10 Jan 2013
- Published on Thursday, 10 January 2013 09:24
- Hits (940)
The soft twinkling of fireflies in the night sky may awaken thoughts of romance in poets and lovers, but for an international group of scientists, it could spur the creation of a better light-emitting diode.
Fireflies’ lanterns, the bioluminescent organs on their abdomens, light up to help the insects attract both mates and prey. By studying the internal structure of these organs, a team of researchers from Belgium, France and Canada were able to increase the light extraction of an L.E.D.
By mimicking a pattern of jagged scales found on the exoskeleton of fireflies, the created an L.E.D. overlayer that could raise light extraction by up to 55 percent. The overlayer can be easily tailored with existing diode designs for more energy efficient lighting.
In a firefly, light is produced through a chemical reaction that happens in special cells called photocycles. This light is then emitted through a part of the insect’s exoskeleton called the cuticle.
Usually, light travels slower through the cuticle than it does through air. The mismatch means some of the light is reflected back, however, some fireflies’ cuticles posses a unique jagged surface geometry which minimizes these internal reflections, allowing more light to escape for a brighter glow.
The researchers took a closer look at the cuticles of fireflies from the genus Photuris, found in Latin America and the United States.
They found that some of the cuticles are covered with large, jagged edge scales that they liken to the shape of a factory roof – protruding and tilted. These protrusions raise off the scale at a height of approximately 3 micrometers every 10 micrometers.
The researchers duplicated this pattern in their L.E.D. overlayer by depositing a layer of light-sensitive-material on top of the L.E.D.s then exposing sections a laser. The laser etched out protrusions to a height and width of 5 micrometers for maximum light extraction.

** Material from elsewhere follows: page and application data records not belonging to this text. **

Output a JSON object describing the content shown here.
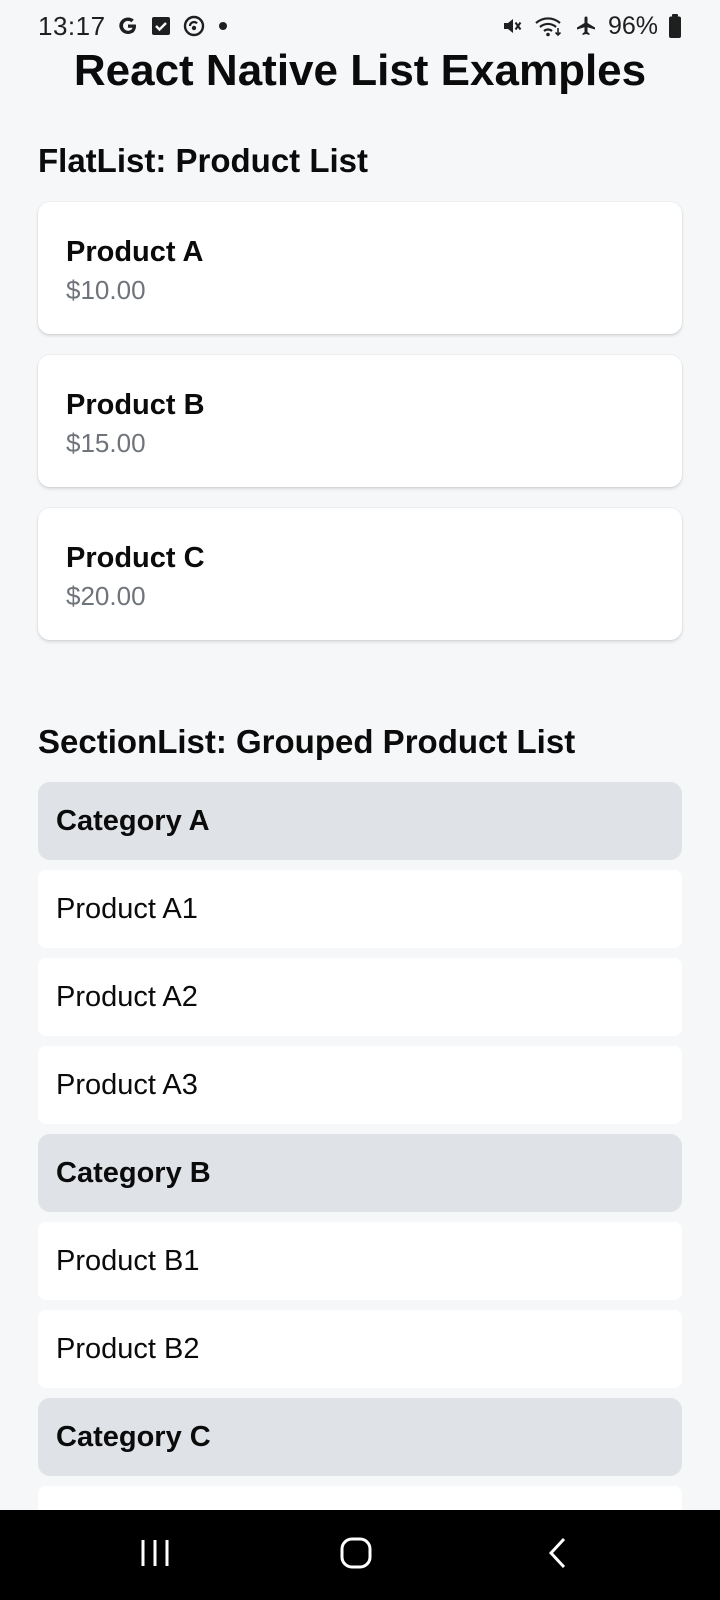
{
  "status_bar": {
    "time": "13:17",
    "left_icons": [
      "google-g-icon",
      "check-square-icon",
      "refresh-badge-icon",
      "notification-dot-icon"
    ],
    "right_icons": [
      "mute-icon",
      "wifi-icon",
      "airplane-mode-icon",
      "battery-icon"
    ],
    "battery_text": "96%"
  },
  "page": {
    "title": "React Native List Examples"
  },
  "flatlist": {
    "title": "FlatList: Product List",
    "items": [
      {
        "name": "Product A",
        "price": "$10.00"
      },
      {
        "name": "Product B",
        "price": "$15.00"
      },
      {
        "name": "Product C",
        "price": "$20.00"
      }
    ]
  },
  "sectionlist": {
    "title": "SectionList: Grouped Product List",
    "sections": [
      {
        "header": "Category A",
        "items": [
          "Product A1",
          "Product A2",
          "Product A3"
        ]
      },
      {
        "header": "Category B",
        "items": [
          "Product B1",
          "Product B2"
        ]
      },
      {
        "header": "Category C",
        "items": []
      }
    ]
  },
  "nav_bar": {
    "buttons": [
      "recent-apps-icon",
      "home-icon",
      "back-icon"
    ]
  },
  "colors": {
    "background": "#F6F7F9",
    "card": "#FFFFFF",
    "section_header": "#DFE2E7",
    "price_text": "#6F747B",
    "nav_bar": "#000000"
  }
}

The findings were published in the Otical Scoeity’s open-access journal Optic Express. The researchers included scientists from the University of Namura and the University of Sherbrooke. They will continue to look at other species of fireflies for ways to further improve their current overlayer design. – EcoSeed Staff